***** Exercise materials *****

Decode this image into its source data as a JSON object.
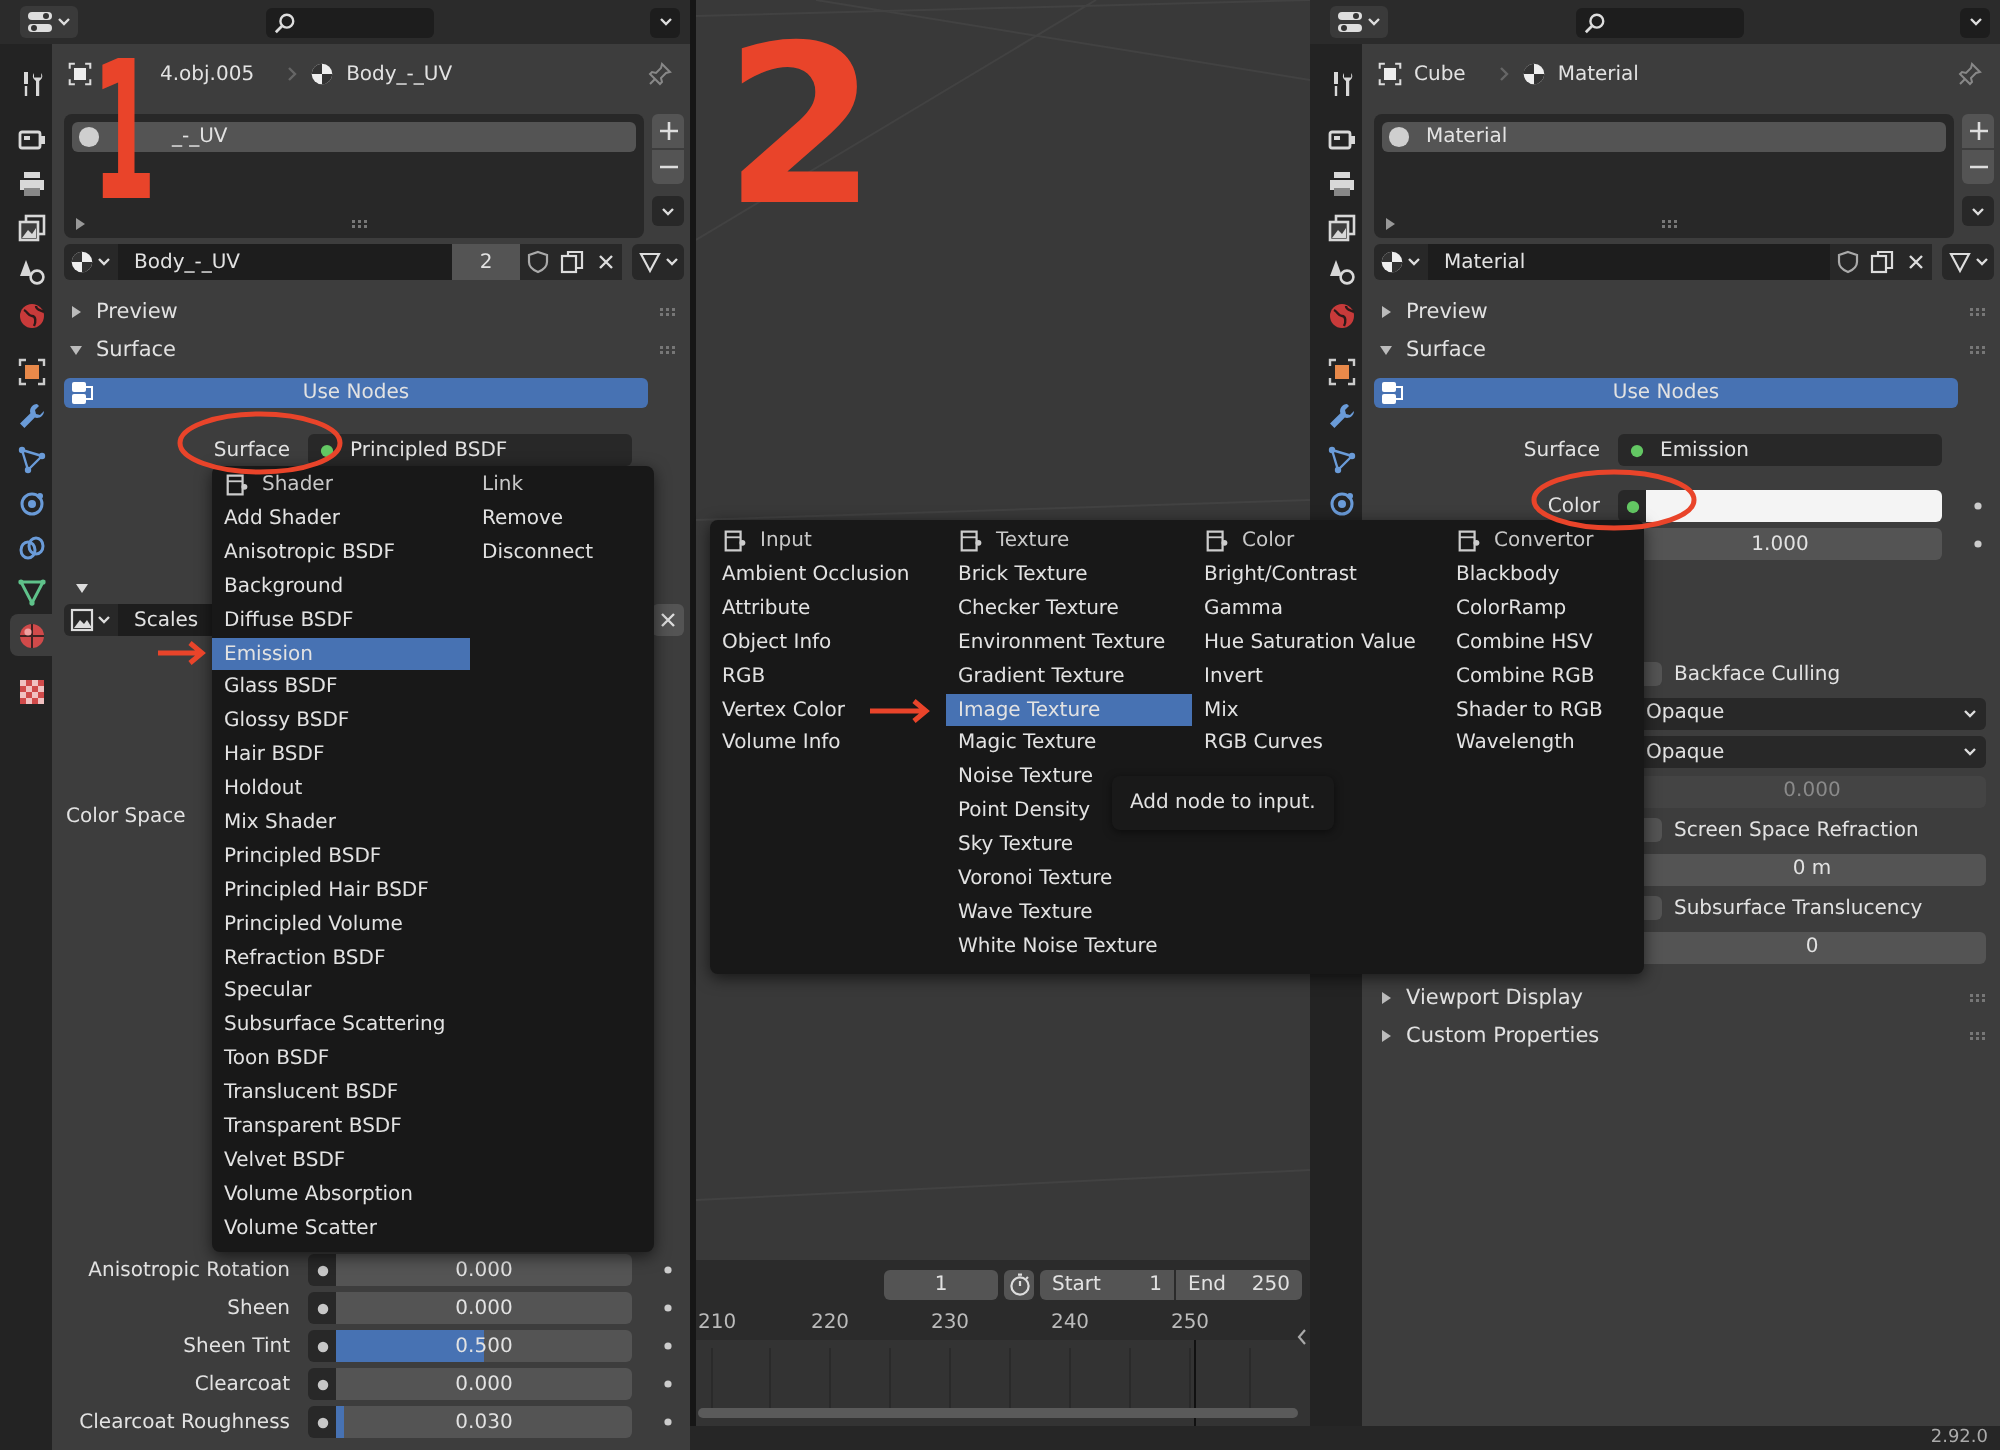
{
  "panels": [
    {
      "tabs": [
        {
          "kind": "tool",
          "selected": false
        },
        {
          "kind": "render",
          "selected": false
        },
        {
          "kind": "output",
          "selected": false
        },
        {
          "kind": "view_layer",
          "selected": false
        },
        {
          "kind": "scene",
          "selected": false
        },
        {
          "kind": "world",
          "selected": false
        },
        {
          "kind": "object",
          "selected": false
        },
        {
          "kind": "modifier",
          "selected": false
        },
        {
          "kind": "particles",
          "selected": false
        },
        {
          "kind": "physics",
          "selected": false
        },
        {
          "kind": "constraints",
          "selected": false
        },
        {
          "kind": "data",
          "selected": false
        },
        {
          "kind": "material",
          "selected": true
        },
        {
          "kind": "texture",
          "selected": false
        }
      ],
      "breadcrumb": [
        {
          "kind": "object",
          "text": "4.obj.005"
        },
        {
          "kind": "material",
          "text": "Body_-_UV"
        }
      ],
      "slots": [
        {
          "name": "_-_UV",
          "selected": true
        }
      ],
      "datablock": {
        "name": "Body_-_UV",
        "users": "2"
      },
      "sections": [
        {
          "label": "Preview",
          "expanded": false
        },
        {
          "label": "Surface",
          "expanded": true
        }
      ],
      "use_nodes": "Use Nodes",
      "surface": {
        "label": "Surface",
        "value": "Principled BSDF"
      },
      "image_texture": {
        "value": "Scales"
      },
      "color_space": {
        "label": "Color Space"
      },
      "properties": [
        {
          "label": "Anisotropic Rotation",
          "value": "0.000",
          "level": 0
        },
        {
          "label": "Sheen",
          "value": "0.000",
          "level": 0
        },
        {
          "label": "Sheen Tint",
          "value": "0.500",
          "level": 0.5
        },
        {
          "label": "Clearcoat",
          "value": "0.000",
          "level": 0
        },
        {
          "label": "Clearcoat Roughness",
          "value": "0.030",
          "level": 0.03
        }
      ]
    },
    {
      "tabs": [
        {
          "kind": "tool",
          "selected": false
        },
        {
          "kind": "render",
          "selected": false
        },
        {
          "kind": "output",
          "selected": false
        },
        {
          "kind": "view_layer",
          "selected": false
        },
        {
          "kind": "scene",
          "selected": false
        },
        {
          "kind": "world",
          "selected": false
        },
        {
          "kind": "object",
          "selected": false
        },
        {
          "kind": "modifier",
          "selected": false
        },
        {
          "kind": "particles",
          "selected": false
        },
        {
          "kind": "physics",
          "selected": false
        }
      ],
      "breadcrumb": [
        {
          "kind": "object",
          "text": "Cube"
        },
        {
          "kind": "material",
          "text": "Material"
        }
      ],
      "slots": [
        {
          "name": "Material",
          "selected": true
        }
      ],
      "datablock": {
        "name": "Material"
      },
      "sections": [
        {
          "label": "Preview",
          "expanded": false
        },
        {
          "label": "Surface",
          "expanded": true
        }
      ],
      "use_nodes": "Use Nodes",
      "surface": {
        "label": "Surface",
        "value": "Emission"
      },
      "color": {
        "label": "Color",
        "color": "#f4f4f4"
      },
      "strength": {
        "value": "1.000"
      },
      "settings": [
        {
          "kind": "checkbox",
          "label": "Backface Culling",
          "checked": false
        },
        {
          "kind": "dropdown",
          "value": "Opaque"
        },
        {
          "kind": "dropdown",
          "value": "Opaque"
        },
        {
          "kind": "number",
          "value": "0.000",
          "disabled": true
        },
        {
          "kind": "checkbox",
          "label": "Screen Space Refraction",
          "checked": false
        },
        {
          "kind": "number",
          "value": "0 m",
          "disabled": false
        },
        {
          "kind": "checkbox",
          "label": "Subsurface Translucency",
          "checked": false
        },
        {
          "kind": "number",
          "value": "0",
          "disabled": false
        }
      ],
      "footer_sections": [
        {
          "label": "Viewport Display",
          "expanded": false
        },
        {
          "label": "Custom Properties",
          "expanded": false
        }
      ]
    }
  ],
  "shader_menu": {
    "columns": [
      {
        "title": "Shader",
        "items": [
          {
            "label": "Add Shader",
            "selected": false
          },
          {
            "label": "Anisotropic BSDF",
            "selected": false
          },
          {
            "label": "Background",
            "selected": false
          },
          {
            "label": "Diffuse BSDF",
            "selected": false
          },
          {
            "label": "Emission",
            "selected": true
          },
          {
            "label": "Glass BSDF",
            "selected": false
          },
          {
            "label": "Glossy BSDF",
            "selected": false
          },
          {
            "label": "Hair BSDF",
            "selected": false
          },
          {
            "label": "Holdout",
            "selected": false
          },
          {
            "label": "Mix Shader",
            "selected": false
          },
          {
            "label": "Principled BSDF",
            "selected": false
          },
          {
            "label": "Principled Hair BSDF",
            "selected": false
          },
          {
            "label": "Principled Volume",
            "selected": false
          },
          {
            "label": "Refraction BSDF",
            "selected": false
          },
          {
            "label": "Specular",
            "selected": false
          },
          {
            "label": "Subsurface Scattering",
            "selected": false
          },
          {
            "label": "Toon BSDF",
            "selected": false
          },
          {
            "label": "Translucent BSDF",
            "selected": false
          },
          {
            "label": "Transparent BSDF",
            "selected": false
          },
          {
            "label": "Velvet BSDF",
            "selected": false
          },
          {
            "label": "Volume Absorption",
            "selected": false
          },
          {
            "label": "Volume Scatter",
            "selected": false
          }
        ]
      },
      {
        "title": "Link",
        "items": [
          {
            "label": "Remove",
            "selected": false
          },
          {
            "label": "Disconnect",
            "selected": false
          }
        ]
      }
    ]
  },
  "node_menu": {
    "columns": [
      {
        "title": "Input",
        "items": [
          {
            "label": "Ambient Occlusion",
            "selected": false
          },
          {
            "label": "Attribute",
            "selected": false
          },
          {
            "label": "Object Info",
            "selected": false
          },
          {
            "label": "RGB",
            "selected": false
          },
          {
            "label": "Vertex Color",
            "selected": false
          },
          {
            "label": "Volume Info",
            "selected": false
          }
        ]
      },
      {
        "title": "Texture",
        "items": [
          {
            "label": "Brick Texture",
            "selected": false
          },
          {
            "label": "Checker Texture",
            "selected": false
          },
          {
            "label": "Environment Texture",
            "selected": false
          },
          {
            "label": "Gradient Texture",
            "selected": false
          },
          {
            "label": "Image Texture",
            "selected": true
          },
          {
            "label": "Magic Texture",
            "selected": false
          },
          {
            "label": "Noise Texture",
            "selected": false
          },
          {
            "label": "Point Density",
            "selected": false
          },
          {
            "label": "Sky Texture",
            "selected": false
          },
          {
            "label": "Voronoi Texture",
            "selected": false
          },
          {
            "label": "Wave Texture",
            "selected": false
          },
          {
            "label": "White Noise Texture",
            "selected": false
          }
        ]
      },
      {
        "title": "Color",
        "items": [
          {
            "label": "Bright/Contrast",
            "selected": false
          },
          {
            "label": "Gamma",
            "selected": false
          },
          {
            "label": "Hue Saturation Value",
            "selected": false
          },
          {
            "label": "Invert",
            "selected": false
          },
          {
            "label": "Mix",
            "selected": false
          },
          {
            "label": "RGB Curves",
            "selected": false
          }
        ]
      },
      {
        "title": "Convertor",
        "items": [
          {
            "label": "Blackbody",
            "selected": false
          },
          {
            "label": "ColorRamp",
            "selected": false
          },
          {
            "label": "Combine HSV",
            "selected": false
          },
          {
            "label": "Combine RGB",
            "selected": false
          },
          {
            "label": "Shader to RGB",
            "selected": false
          },
          {
            "label": "Wavelength",
            "selected": false
          }
        ]
      }
    ],
    "tooltip": "Add node to input."
  },
  "timeline": {
    "current_frame": "1",
    "start_label": "Start",
    "start": "1",
    "end_label": "End",
    "end": "250",
    "ruler": [
      "210",
      "220",
      "230",
      "240",
      "250"
    ]
  },
  "status_bar": {
    "version": "2.92.0"
  },
  "annotations": {
    "numbers": [
      "1",
      "2"
    ]
  }
}
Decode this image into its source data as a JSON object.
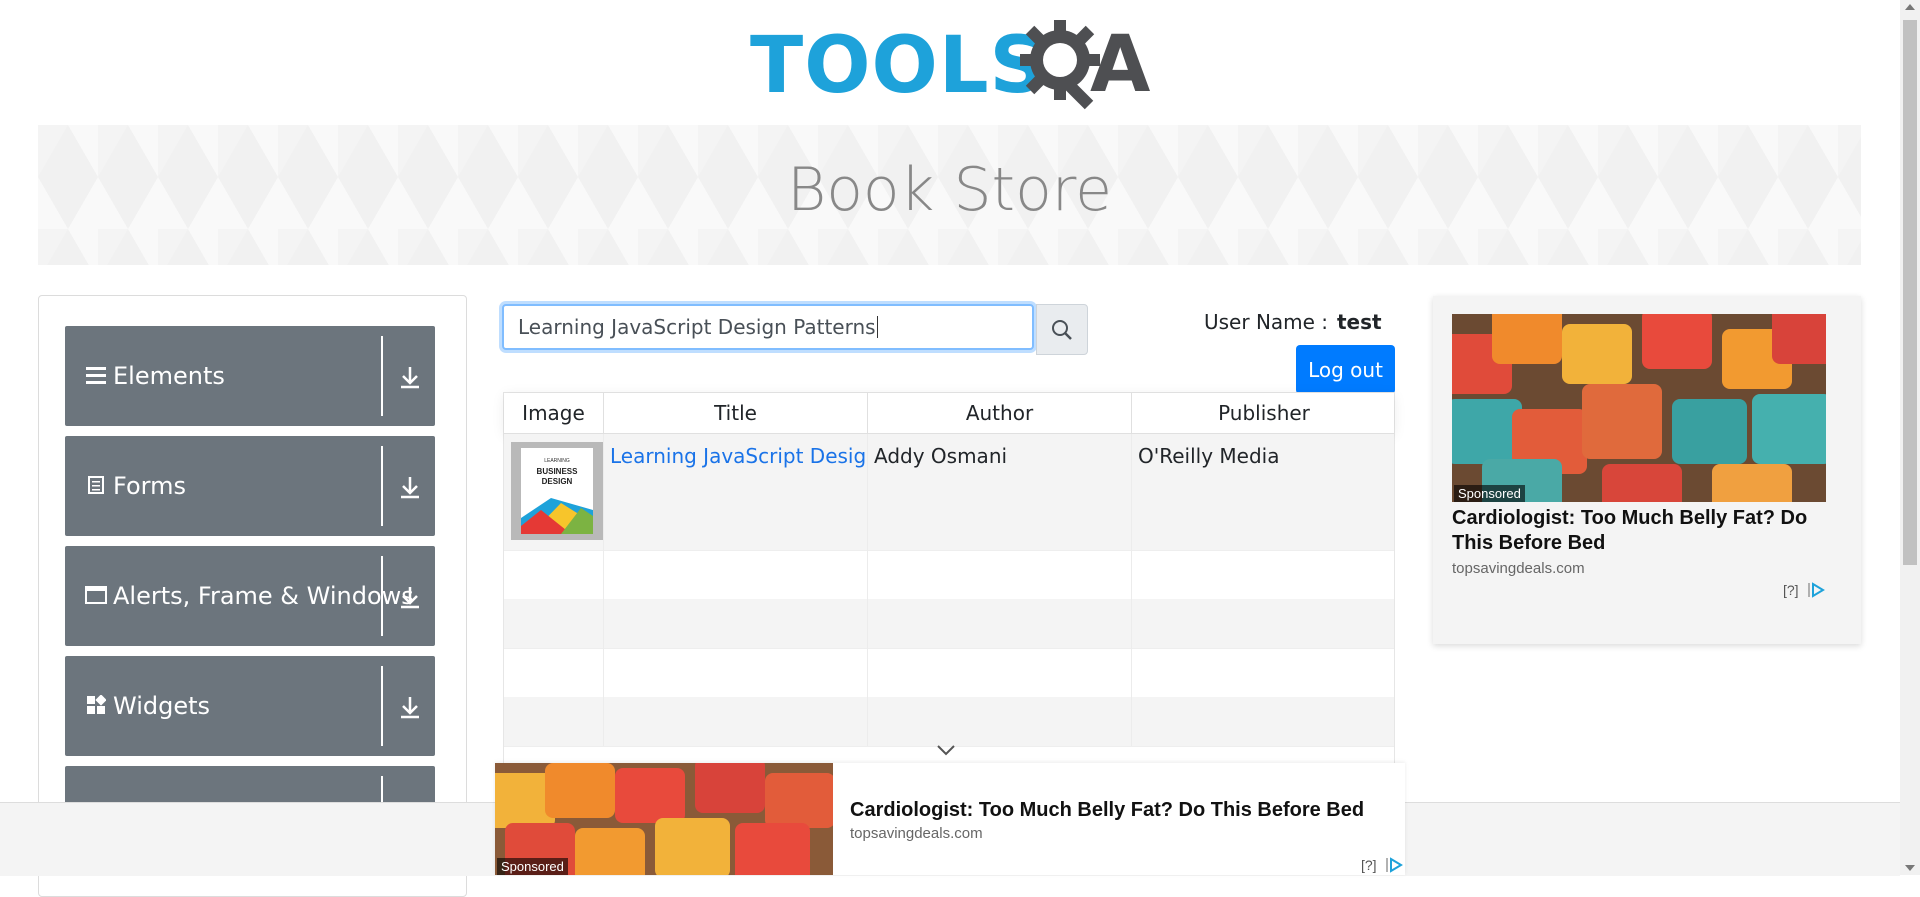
{
  "header": {
    "logo_tools": "TOOLS",
    "logo_qa_a": "A",
    "page_title": "Book Store"
  },
  "sidebar": {
    "items": [
      {
        "label": "Elements",
        "icon": "hamburger-icon"
      },
      {
        "label": "Forms",
        "icon": "document-icon"
      },
      {
        "label": "Alerts, Frame & Windows",
        "icon": "window-icon"
      },
      {
        "label": "Widgets",
        "icon": "widgets-icon"
      },
      {
        "label": "",
        "icon": ""
      }
    ]
  },
  "search": {
    "value": "Learning JavaScript Design Patterns",
    "button_icon": "search-icon"
  },
  "user": {
    "label": "User Name :",
    "name": "test",
    "logout_label": "Log out"
  },
  "table": {
    "columns": [
      "Image",
      "Title",
      "Author",
      "Publisher"
    ],
    "rows": [
      {
        "image": "book-cover",
        "cover_small": "LEARNING",
        "cover_title_1": "BUSINESS",
        "cover_title_2": "DESIGN",
        "title": "Learning JavaScript Design Patterns",
        "author": "Addy Osmani",
        "publisher": "O'Reilly Media"
      }
    ]
  },
  "ads": {
    "right": {
      "tag": "Sponsored",
      "title": "Cardiologist: Too Much Belly Fat? Do This Before Bed",
      "site": "topsavingdeals.com",
      "help": "[?]"
    },
    "bottom": {
      "tag": "Sponsored",
      "title": "Cardiologist: Too Much Belly Fat? Do This Before Bed",
      "site": "topsavingdeals.com",
      "help": "[?]"
    }
  },
  "colors": {
    "brand_blue": "#1ea2da",
    "brand_gray": "#4e4f52",
    "menu_bg": "#6c757d",
    "primary": "#007bff",
    "link": "#1a73e8"
  }
}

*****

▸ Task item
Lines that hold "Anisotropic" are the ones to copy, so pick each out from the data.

▸ Written response
          "label": "Anisotropic Rotation",
            "label": "Anisotropic BSDF",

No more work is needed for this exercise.